About this exercise
Tell me how many lines in the data below hold the string "clock", and say nothing else.

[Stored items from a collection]
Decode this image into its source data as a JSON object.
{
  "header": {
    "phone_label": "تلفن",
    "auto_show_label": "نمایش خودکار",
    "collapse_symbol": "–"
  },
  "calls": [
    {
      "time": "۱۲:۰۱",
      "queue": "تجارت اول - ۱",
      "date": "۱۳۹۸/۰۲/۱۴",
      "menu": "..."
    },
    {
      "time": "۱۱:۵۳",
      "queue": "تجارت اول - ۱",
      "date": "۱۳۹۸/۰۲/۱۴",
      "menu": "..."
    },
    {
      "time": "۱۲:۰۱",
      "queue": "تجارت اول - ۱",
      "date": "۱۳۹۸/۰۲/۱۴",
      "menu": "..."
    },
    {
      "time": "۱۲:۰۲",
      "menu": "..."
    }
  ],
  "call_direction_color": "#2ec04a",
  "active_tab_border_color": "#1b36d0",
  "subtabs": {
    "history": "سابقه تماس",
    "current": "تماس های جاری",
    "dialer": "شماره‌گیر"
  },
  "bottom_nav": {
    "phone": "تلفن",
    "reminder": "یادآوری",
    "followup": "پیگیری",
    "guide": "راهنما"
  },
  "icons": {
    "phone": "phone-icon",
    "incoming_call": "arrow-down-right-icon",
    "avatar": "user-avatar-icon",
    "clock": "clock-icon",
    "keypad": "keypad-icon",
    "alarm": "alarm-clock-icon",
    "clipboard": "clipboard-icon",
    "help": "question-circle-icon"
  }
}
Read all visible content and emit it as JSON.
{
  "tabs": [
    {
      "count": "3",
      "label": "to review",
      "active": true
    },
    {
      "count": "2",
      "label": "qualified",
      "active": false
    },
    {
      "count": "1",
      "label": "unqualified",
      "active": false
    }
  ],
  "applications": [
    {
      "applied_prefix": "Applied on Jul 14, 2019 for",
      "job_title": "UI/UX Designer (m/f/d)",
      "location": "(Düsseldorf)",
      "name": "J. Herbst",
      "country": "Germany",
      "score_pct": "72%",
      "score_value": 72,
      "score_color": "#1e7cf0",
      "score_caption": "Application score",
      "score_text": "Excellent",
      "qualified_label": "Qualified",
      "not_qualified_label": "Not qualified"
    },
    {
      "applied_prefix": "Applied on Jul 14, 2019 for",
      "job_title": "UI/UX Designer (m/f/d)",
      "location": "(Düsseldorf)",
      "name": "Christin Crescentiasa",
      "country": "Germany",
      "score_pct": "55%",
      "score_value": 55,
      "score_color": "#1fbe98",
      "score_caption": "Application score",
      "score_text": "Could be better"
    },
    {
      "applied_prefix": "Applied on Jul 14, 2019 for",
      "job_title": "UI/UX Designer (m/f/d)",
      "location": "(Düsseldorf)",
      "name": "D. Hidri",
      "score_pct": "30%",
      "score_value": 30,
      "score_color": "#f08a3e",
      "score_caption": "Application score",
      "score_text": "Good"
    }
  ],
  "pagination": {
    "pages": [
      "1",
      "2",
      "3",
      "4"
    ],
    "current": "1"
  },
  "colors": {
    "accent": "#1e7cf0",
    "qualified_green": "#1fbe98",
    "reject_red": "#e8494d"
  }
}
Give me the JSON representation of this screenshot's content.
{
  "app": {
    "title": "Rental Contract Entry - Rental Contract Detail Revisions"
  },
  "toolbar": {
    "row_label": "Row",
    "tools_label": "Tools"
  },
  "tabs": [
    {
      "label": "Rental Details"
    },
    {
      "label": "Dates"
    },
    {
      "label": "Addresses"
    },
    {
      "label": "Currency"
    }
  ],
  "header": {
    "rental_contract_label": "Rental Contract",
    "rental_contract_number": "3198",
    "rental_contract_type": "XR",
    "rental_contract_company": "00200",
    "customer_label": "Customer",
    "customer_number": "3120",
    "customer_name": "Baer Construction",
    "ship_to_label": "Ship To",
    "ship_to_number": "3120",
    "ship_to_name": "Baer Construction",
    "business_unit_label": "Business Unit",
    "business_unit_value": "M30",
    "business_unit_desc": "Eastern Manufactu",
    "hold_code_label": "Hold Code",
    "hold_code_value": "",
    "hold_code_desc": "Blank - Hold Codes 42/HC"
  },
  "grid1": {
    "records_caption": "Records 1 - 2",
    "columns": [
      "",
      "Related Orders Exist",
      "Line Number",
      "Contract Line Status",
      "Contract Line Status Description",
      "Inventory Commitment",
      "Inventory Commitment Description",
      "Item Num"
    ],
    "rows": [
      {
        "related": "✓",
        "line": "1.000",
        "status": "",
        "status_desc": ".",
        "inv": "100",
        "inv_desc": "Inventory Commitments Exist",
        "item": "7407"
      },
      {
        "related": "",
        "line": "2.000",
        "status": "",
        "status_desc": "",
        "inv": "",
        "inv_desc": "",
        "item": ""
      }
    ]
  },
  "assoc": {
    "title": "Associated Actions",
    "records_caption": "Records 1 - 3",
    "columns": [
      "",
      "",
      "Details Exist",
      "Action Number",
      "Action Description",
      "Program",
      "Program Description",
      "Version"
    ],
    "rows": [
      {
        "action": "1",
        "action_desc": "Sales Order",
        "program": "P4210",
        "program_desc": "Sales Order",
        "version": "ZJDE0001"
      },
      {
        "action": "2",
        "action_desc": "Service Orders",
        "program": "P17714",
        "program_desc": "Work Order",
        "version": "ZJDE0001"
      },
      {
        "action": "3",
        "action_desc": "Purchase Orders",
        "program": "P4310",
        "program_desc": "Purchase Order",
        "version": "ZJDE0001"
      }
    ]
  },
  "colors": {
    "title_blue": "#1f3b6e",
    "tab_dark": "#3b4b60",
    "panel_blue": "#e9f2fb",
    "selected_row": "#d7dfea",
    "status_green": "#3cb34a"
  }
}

Answer space
2